Wrong choice—twice!

Approaching twin locks, alas not in our favour, which one to choose?  The wrong one! For without any warning it was an extra narrow lock chamber, so with our fenders down we became jammed!  So it was a awkward maneuver to get out and the paddles up.

PaddleLockedYet later there was a notice telling of a narrow chamber.  Must have been too much trouble to warn boaters of the first one.

The other wrong choice, of the two locks against us, and without any warning—of coursethe one we picked had just the one paddle working on its top gate, whilst the other lock had two.

But as we progressed there were so many locks with paddles securely fastened-up and unusable that I reckon it would be difficult for Cart to keep track.

And then those with both top gate paddles securely fastened as the lock was of course out of order.

Still the same

The last time we tackled Heartbreak I well remember remarking, that like in Middlewich, where the waterway passes through a bit of cilvilisation all the lock gates and bridges were well painted. looking in decent condition, yet once out in the sticks, the word 'grotty' just about describes them.

LadyNHSI just wonder who CaRT think they are kidding.  Not those who walk or cycle away from the vicinity and certainty not us boaters who have to suffer their condition.

For the NHS

Then a bit of light relief in the form of a lady from the village collecting for the NHS by one of the single locks.

She was complete with an array of jams, cakes and tea towels and the like, standing at the lock every weekend in return for a contribution, but I should imagine that most walkers and boaters who gave, like Jan, did so without any recompense.

LockNoticeCome autumn, as she thinks coffee mornings are boring, she is going to do breakfasts at her house to raise funds.

Strange notice

Then we came across a strange notice at one lock.  It just telling it was a lock!  Which after all is somewhat obvious.

I just wonder, is CaRT now about to erect such notices at the locks to tell us what it is?

These days, anything is possible, and perhaps followed by another four notices stating 'paddle'!

BothWrappedI'll end our cruise up Heartbreak with a couple of pictures that really shows what it has become, for which I make no apologies whatsoever for the continuing complaints of the way our waterways has become so neglected under the 'trust' of Canal & River Trust.

Remembering we have cruised this section of the Trent & Mersey Canal many times, from its hey-day under British Waterways and for over 20 years, having well noticed its decline, from the days when the navigations were all-important and kept in peak condition to how it is now.

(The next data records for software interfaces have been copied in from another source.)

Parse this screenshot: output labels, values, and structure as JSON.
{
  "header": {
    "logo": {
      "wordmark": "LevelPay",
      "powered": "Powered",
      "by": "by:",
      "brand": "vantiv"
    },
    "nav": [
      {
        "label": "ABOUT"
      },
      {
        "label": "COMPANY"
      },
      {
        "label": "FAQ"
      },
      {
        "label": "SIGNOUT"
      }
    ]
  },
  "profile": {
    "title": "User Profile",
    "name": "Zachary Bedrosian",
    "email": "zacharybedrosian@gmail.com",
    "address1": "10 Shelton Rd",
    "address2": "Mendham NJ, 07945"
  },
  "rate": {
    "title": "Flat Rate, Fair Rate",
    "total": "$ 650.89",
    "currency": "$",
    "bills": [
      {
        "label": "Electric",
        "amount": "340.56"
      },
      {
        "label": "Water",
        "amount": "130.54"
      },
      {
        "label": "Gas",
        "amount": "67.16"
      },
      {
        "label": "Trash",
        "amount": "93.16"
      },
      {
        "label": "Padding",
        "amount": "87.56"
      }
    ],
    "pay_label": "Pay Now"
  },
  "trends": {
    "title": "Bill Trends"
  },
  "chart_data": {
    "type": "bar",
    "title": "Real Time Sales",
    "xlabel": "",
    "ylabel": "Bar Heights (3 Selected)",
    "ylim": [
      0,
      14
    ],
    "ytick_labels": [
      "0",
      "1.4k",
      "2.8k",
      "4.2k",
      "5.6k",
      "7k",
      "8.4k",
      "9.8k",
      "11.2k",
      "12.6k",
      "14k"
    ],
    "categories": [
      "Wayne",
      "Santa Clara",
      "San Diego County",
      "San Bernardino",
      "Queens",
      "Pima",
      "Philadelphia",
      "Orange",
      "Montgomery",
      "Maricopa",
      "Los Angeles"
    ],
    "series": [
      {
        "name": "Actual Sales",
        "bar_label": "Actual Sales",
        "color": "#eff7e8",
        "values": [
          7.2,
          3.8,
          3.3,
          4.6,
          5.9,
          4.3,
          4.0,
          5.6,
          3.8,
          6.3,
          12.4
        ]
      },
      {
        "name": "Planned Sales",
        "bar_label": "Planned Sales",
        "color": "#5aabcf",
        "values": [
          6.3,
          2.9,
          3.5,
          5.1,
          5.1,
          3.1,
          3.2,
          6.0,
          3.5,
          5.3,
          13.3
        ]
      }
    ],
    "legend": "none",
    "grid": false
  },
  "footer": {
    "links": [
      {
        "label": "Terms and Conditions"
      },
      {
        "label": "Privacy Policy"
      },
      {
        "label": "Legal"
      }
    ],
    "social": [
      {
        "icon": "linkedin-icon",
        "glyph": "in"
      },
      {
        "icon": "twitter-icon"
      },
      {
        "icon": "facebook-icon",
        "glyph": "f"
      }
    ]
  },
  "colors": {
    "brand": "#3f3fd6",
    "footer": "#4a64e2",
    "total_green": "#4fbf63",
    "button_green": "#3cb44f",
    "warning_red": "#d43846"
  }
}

The first picture shows an all too familiar scene at the twin locks of Heartbreak Hill, of both paddles wrapped-up and of course the lock, out of action.

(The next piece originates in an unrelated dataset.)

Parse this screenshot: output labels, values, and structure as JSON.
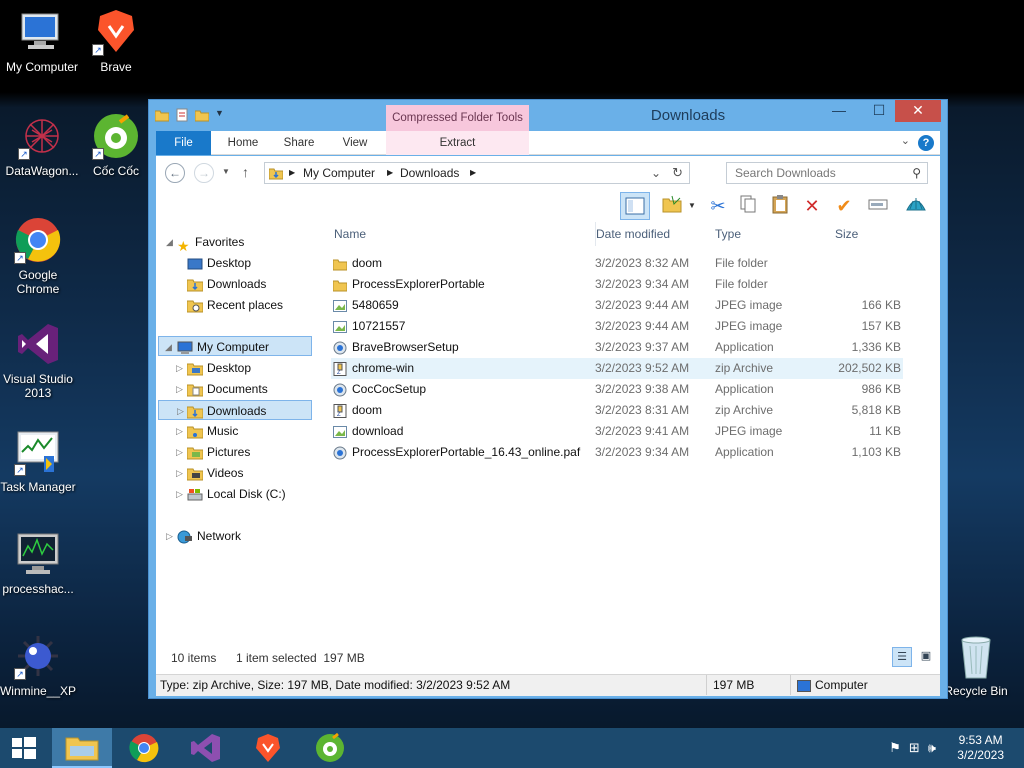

This second one below showing the lack of control over the water in the locks, this picture being taken at 5pm on a Saturday when approaching the tunnel.  No, we did not risk it.

Not really good enough would you agree?

Victor Swift